I am FLOORED by how fast things are moving along in the land of the Jojo right now. Keep in mind, development isn’t always this lightning fast – I’ve been muttering mama in her ears since day 1 and she can still only manage to blab dada-dada-dada-da, much to Chris’s delight. 

We’re excited to see what else is in store for us!

As an aside, Chris and I have finally jumped on the VSCO Cam game, he on the iOS and I on the Droid. Don’t mind our beginner mobile photography.

6 Months

Aaaaand…we’re here! Half a year suddenly flashed before our eyes in what felt like a millisecond and an eternity all at the same time.

Josephine Ella, the babe who steals our hearts every single time she smiles, laughs, and even when she passes gas. At 14 lbs, 12 oz and a whopping 25 inches, she’s a petite little thing just like her parents. Still no sign of teeth, but I swear some days she’s got the irritability of a child cutting four teeth at once. Undoubtedly a morning person, she babbles up a storm in utter excitement before the sun even rises. She wants everything in her mouth all at once. Her favorites include cold granite countertops, tissue paper, fingers, yoga mat, and mommy’s blanket. The only thing guaranteed to calm her down on her worst days is being in mommy’s arms. She sleeps soundly at night tucked in between mommy and daddy, and dreads the day when we decide it’s time for her to sleep in her crib. Solid foods and sitting up are the next big steps. She hates putting clothes on, being alone, and long car rides. She loves being outdoors, belly raspberries from daddy, and cuddling to sleep. Sweet and gentle, needy and stubborn. That’s our girl, and we wouldn’t have it any other way.

P.S. Chris and I also get an adequate amount of sleep most nights. Progress, hooray! 🙂

A New City To Call Home

I grew up half an hour north of the iconic Golden Gate bridge. I spent my undergraduate years in the urban sprawl of Berkeley, where the dorms and halls are interspersed throughout the city blending campus and city life seamlessly. I worked in San Francisco, commuting via BART and MUNI, which routes I learned like the wrinkles in my palm. Sometimes I would take the ferry from my hometown into the city, and the symbolic Bay Bridge span would peek through a blanket of mist to greet me on the other side. The Bay Area is, and always will be, the place I call home. But as much as my heart resides there, I didn’t expect myself to stay in the Bay Area forever.

On the other hand, I was always bias against our southern counterpart, Los Angeles. When I think of L.A., I think of traffic congestion, smog, terrible parking, and Hollywood types toting around their designer dogs. Granted, I have never extensively spent time in L.A., or Southern California for that matter, but I never had the desire to. Mickey and Minnie Mouse drew our family in once when I was five, but we were deterred from ever going back again because of the heavy crowds.
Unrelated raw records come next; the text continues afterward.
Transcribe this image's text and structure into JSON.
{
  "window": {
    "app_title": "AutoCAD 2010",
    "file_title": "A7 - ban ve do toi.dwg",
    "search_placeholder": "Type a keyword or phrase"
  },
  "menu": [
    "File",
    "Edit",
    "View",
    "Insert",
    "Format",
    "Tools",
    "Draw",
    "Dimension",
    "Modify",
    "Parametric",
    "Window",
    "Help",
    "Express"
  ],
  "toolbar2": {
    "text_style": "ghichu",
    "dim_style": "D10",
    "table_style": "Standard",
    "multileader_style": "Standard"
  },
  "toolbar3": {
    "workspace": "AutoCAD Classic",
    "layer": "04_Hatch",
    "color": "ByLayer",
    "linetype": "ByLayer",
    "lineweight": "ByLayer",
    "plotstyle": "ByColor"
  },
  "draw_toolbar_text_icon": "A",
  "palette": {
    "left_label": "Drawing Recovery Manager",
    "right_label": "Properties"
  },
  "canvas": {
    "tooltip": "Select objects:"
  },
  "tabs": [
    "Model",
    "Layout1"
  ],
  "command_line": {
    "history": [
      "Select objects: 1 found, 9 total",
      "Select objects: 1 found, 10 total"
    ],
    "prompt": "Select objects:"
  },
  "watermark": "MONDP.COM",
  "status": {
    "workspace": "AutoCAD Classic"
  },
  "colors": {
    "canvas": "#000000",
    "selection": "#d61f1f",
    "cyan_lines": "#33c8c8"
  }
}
L.A. is probably one of the last places I thought I’d relocate. Heck, the United States is far down my list of countries to live in my 20’s. Then again, a baby is one of the last things I wanted in my 20’s too. But now I’ve got Jojo, and she makes me ooze of happiness. And while Chris and I still dream of living and working in Istanbul (and we will – just wait!) developing stability in ourselves, enough for Jojo to grow in a healthy and loving environment, is our most important shared responsibility. For us, that means staying put for a couple of years while we not only make strides in our professional paths, but provide Jojo with great care and attention.

So, out of tremendous generosity from our family, circumstance and strategic planning, Chris, Jo and I are calling the city of angels our home for the next 2 years. A new city, a new home, a new family – it is the perfect recipe for adventure. In the few months our family has been down here, we’ve had the privilege of spending quality time with family and taking strolls through notable places like Rodeo Drive and Venice Beach. There are still many more hikes, restaurants, sporting events, concert venues, beaches… the possibilities are almost endless here. The world is very much our oyster. The Bay Area is a short plane ride away, but I’ve come to realize the notion of ‘home’ has kind of transformed itself to wherever my family is near to enjoy life with, and adventure starts with us.